"Your plant looks much happier today!" she said, as I fell into my morning ritual. "I sure hope it blooms this year. Last year, it only made one lonely blossom." I responded, clicking my fingers to the keyboard. "But, it was such a lovely flower, I even took a picture!" she reminded me. I smiled as I realized my small efforts to keep a little green around had brought happiness, and been appreciated.

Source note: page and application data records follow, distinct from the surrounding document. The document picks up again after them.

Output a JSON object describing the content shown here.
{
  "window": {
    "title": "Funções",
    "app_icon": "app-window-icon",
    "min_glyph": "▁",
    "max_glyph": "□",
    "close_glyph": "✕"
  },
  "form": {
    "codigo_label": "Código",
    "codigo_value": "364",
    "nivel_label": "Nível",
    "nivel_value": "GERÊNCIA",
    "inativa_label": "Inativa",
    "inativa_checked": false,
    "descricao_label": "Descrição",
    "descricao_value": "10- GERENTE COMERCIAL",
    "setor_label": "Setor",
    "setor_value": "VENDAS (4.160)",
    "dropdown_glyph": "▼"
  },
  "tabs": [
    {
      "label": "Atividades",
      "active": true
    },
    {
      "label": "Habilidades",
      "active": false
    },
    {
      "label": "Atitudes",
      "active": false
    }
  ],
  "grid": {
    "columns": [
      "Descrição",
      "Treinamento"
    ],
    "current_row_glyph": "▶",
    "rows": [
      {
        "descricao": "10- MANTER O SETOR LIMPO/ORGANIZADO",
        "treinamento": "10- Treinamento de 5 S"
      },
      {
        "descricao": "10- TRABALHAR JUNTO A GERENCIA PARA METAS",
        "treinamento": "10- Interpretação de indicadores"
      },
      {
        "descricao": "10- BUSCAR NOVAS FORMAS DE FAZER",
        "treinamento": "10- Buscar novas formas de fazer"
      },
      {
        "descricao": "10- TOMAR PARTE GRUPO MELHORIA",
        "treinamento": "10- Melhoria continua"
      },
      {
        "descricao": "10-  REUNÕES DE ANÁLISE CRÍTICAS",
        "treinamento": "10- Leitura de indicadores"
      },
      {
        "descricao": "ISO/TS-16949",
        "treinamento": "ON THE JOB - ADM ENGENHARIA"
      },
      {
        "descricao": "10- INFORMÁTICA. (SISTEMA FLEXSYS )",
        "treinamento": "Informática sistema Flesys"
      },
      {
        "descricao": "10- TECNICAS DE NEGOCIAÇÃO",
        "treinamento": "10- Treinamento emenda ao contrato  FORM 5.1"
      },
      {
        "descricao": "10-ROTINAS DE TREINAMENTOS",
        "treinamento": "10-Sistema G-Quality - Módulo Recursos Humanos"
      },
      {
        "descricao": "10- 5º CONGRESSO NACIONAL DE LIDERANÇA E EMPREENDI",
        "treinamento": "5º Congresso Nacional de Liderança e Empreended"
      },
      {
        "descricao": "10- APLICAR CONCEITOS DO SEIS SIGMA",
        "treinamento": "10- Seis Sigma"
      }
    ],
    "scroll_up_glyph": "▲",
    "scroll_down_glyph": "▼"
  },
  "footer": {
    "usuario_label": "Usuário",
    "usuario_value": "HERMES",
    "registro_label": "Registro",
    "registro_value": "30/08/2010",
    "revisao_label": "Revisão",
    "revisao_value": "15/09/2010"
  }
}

We sat together on the commute home that day. Though it was a quiet ride, I watched the city blur through the window, and I enjoyed her presence in the moment. Reflections bounced from building to building, and the tracks clicked in succession as we approached my stop. "I wish I had a real camera, I would love to capture the beauty and faces of this old city." she said. "I love the city, too, that's actually why I took this job," I answered the reflection in the window. "See you tomorrow" she said. I nodded and squeezed between some anonymous figures, and through the sliding doors.

My evening was spent digging through boxes, long neglected at the back of the closet. "Where is it? How could I lose it?" I scolded myself, as I shuffled through souvenirs from the past. My opportunity to be a part of the glamorous city seems to have lost a bit of luster this Winter. "Ah, finally." Tucked inside the smallest piece of luggage in my set was the hard silver case, safely hidden to protect my heart from memories. The cold, dull metal finish felt smooth as I ran my hand across the top, and relived my fascination from childhood. I spun the numerals to the code matching my month, day, and year of birth, and the latches clicked open for the first time since I inherited this dream from my father.

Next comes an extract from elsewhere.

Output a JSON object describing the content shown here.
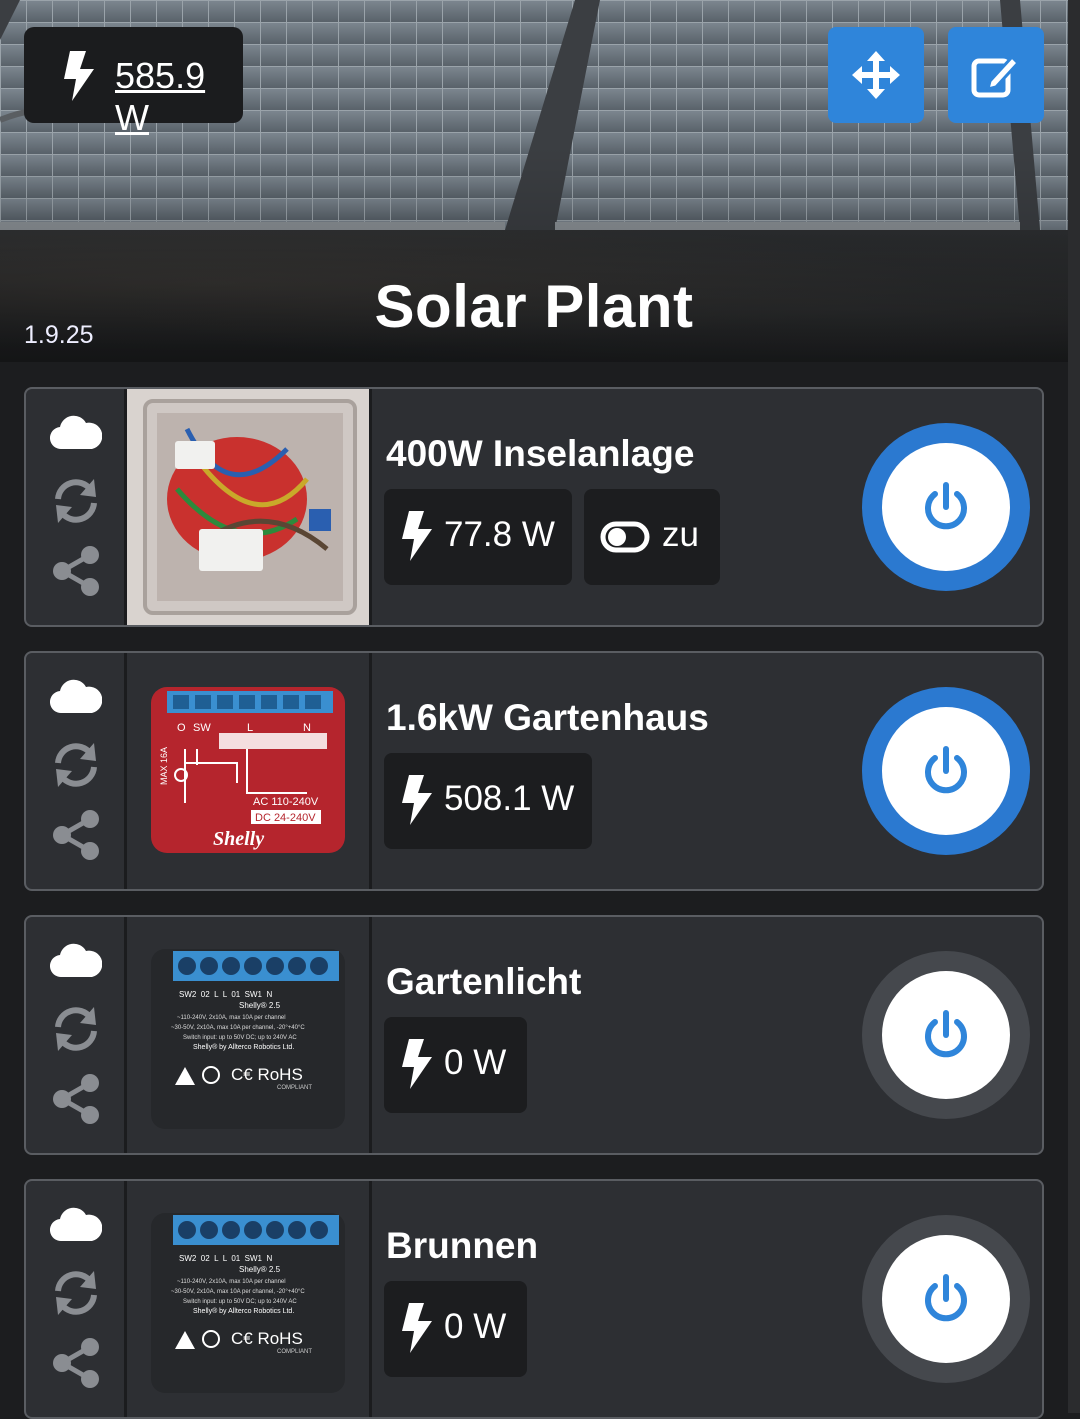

The protective foam smelled like glue with a hint of home, a place that no longer existed. I wasn't ready to miss it so much, to miss him. I lifted the top open, and took inventory of the black and silver cylinders arranged with care around the prized central piece. The heavy black body always felt too large for my clumsy hands as a girl, but not tonight. Components came together naturally, and I raised the weight to my eye to focus. Click. Those fleeing seconds halted in the moment, and I allowed my heart to break as I realized. There was still an undeveloped roll of film inside.

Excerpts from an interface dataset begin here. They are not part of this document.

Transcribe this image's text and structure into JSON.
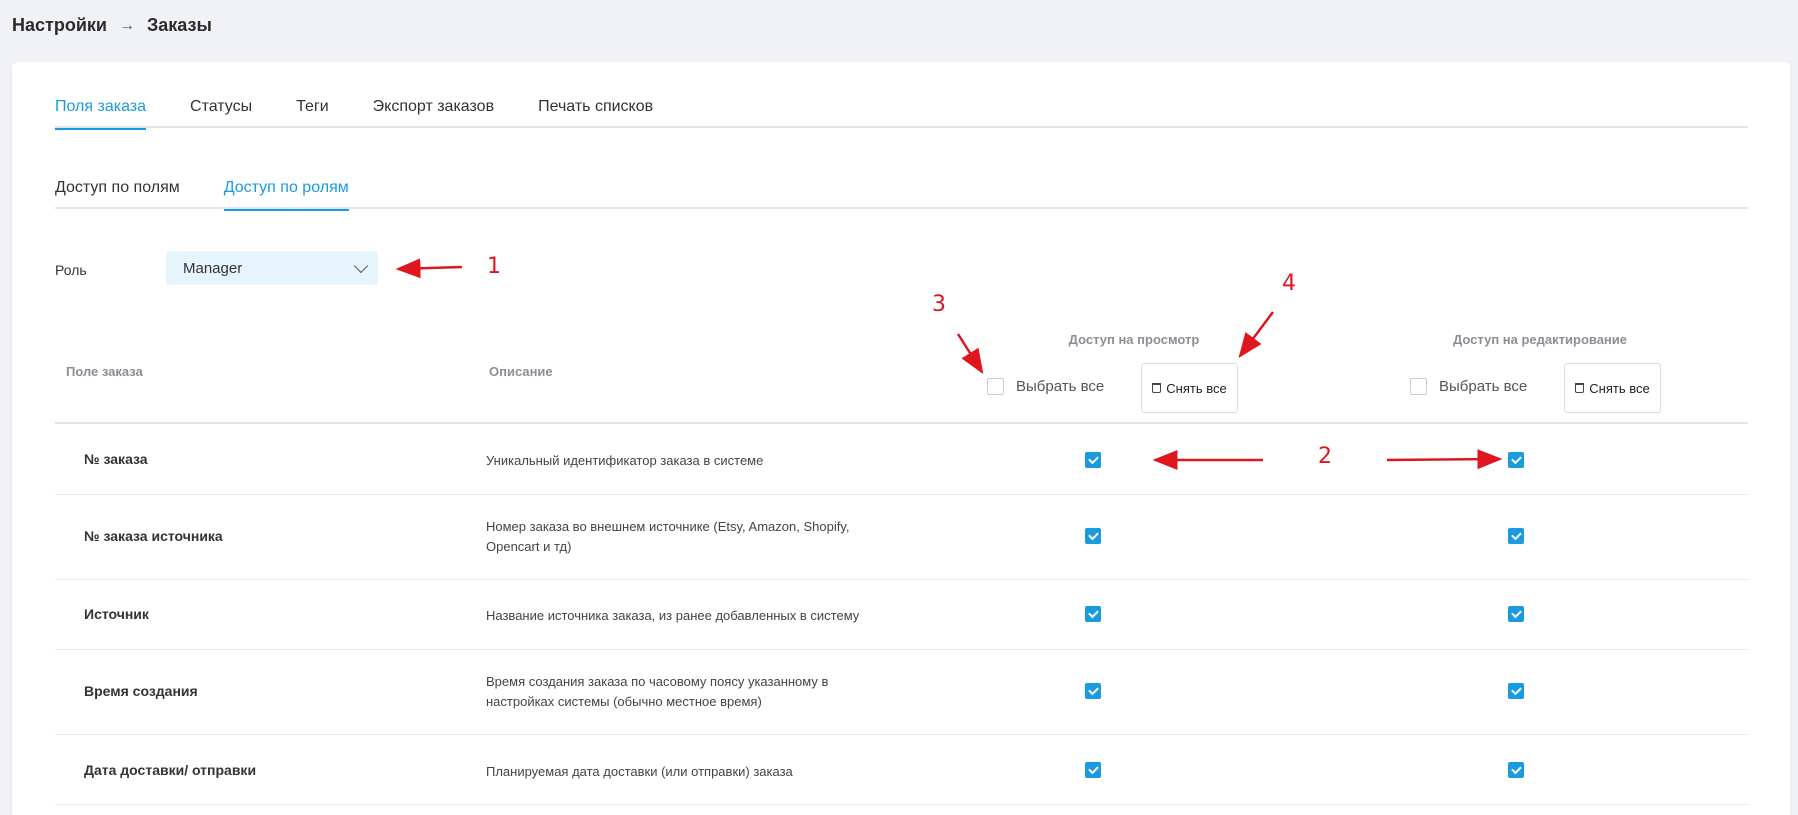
{
  "breadcrumb": {
    "root": "Настройки",
    "separator": "→",
    "current": "Заказы"
  },
  "tabs": [
    {
      "label": "Поля заказа",
      "active": true
    },
    {
      "label": "Статусы",
      "active": false
    },
    {
      "label": "Теги",
      "active": false
    },
    {
      "label": "Экспорт заказов",
      "active": false
    },
    {
      "label": "Печать списков",
      "active": false
    }
  ],
  "subtabs": [
    {
      "label": "Доступ по полям",
      "active": false
    },
    {
      "label": "Доступ по ролям",
      "active": true
    }
  ],
  "role": {
    "label": "Роль",
    "value": "Manager"
  },
  "table": {
    "col_field": "Поле заказа",
    "col_description": "Описание",
    "view_group": {
      "title": "Доступ на просмотр",
      "select_all": "Выбрать все",
      "clear_all": "Снять все"
    },
    "edit_group": {
      "title": "Доступ на редактирование",
      "select_all": "Выбрать все",
      "clear_all": "Снять все"
    },
    "rows": [
      {
        "field": "№ заказа",
        "description": "Уникальный идентификатор заказа в системе",
        "view": true,
        "edit": true
      },
      {
        "field": "№ заказа источника",
        "description": "Номер заказа во внешнем источнике (Etsy, Amazon, Shopify, Opencart и тд)",
        "view": true,
        "edit": true
      },
      {
        "field": "Источник",
        "description": "Название источника заказа, из ранее добавленных в систему",
        "view": true,
        "edit": true
      },
      {
        "field": "Время создания",
        "description": "Время создания заказа по часовому поясу указанному в настройках системы (обычно местное время)",
        "view": true,
        "edit": true
      },
      {
        "field": "Дата доставки/ отправки",
        "description": "Планируемая дата доставки (или отправки) заказа",
        "view": true,
        "edit": true
      }
    ]
  },
  "annotations": {
    "a1": "1",
    "a2": "2",
    "a3": "3",
    "a4": "4",
    "color": "#e0161e"
  },
  "accent_color": "#1a9be0"
}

I didn't go to work the next morning, or the remainder of the week. I woke before my alarm, and raced the sun out my front door. The lock clicked in affirmation to my key, and I walked to the train with my head facing the future instead of the sidewalk. Click. The newborn day was leaking light between the skyscrapers like magic. Click. The men in suits sat in a row with the same newspaper, on the same bench, living the same life individually. Click. Eventually, there was only one photo left on the roll.

There was a cafe next to the photo center, so I ordered my usual, and sat in the window to wait for my final subject. The coffee warmed my hands, and everything it touched on the way down. The sun was finally high enough to shine through the windows, so I closed my eyes and felt the warmth of light sink into my skin. The waitress gracefully crossed the room with a steaming pot for a refill. When I smiled and thanked her, she said. "You are blooming in this sunshine, Dear, let me to take your photo!" Click.

Walking into work the following Monday, I was almost surprised the building hadn't collapsed without me holding it up last week. With the development of my father's film, I felt closure in my broken heart. It beats slower than the pace of this old city, but it reminds me to value every moment. I smiled a thanks to my reflection in the mirror on the other side of my desk, and watered my plant before it wilted this time. The sound of the clock reminded me that I only had a few more hours to go before finding out what the setting sun looked like through my favorite lens. Click. Click. Click.

Comment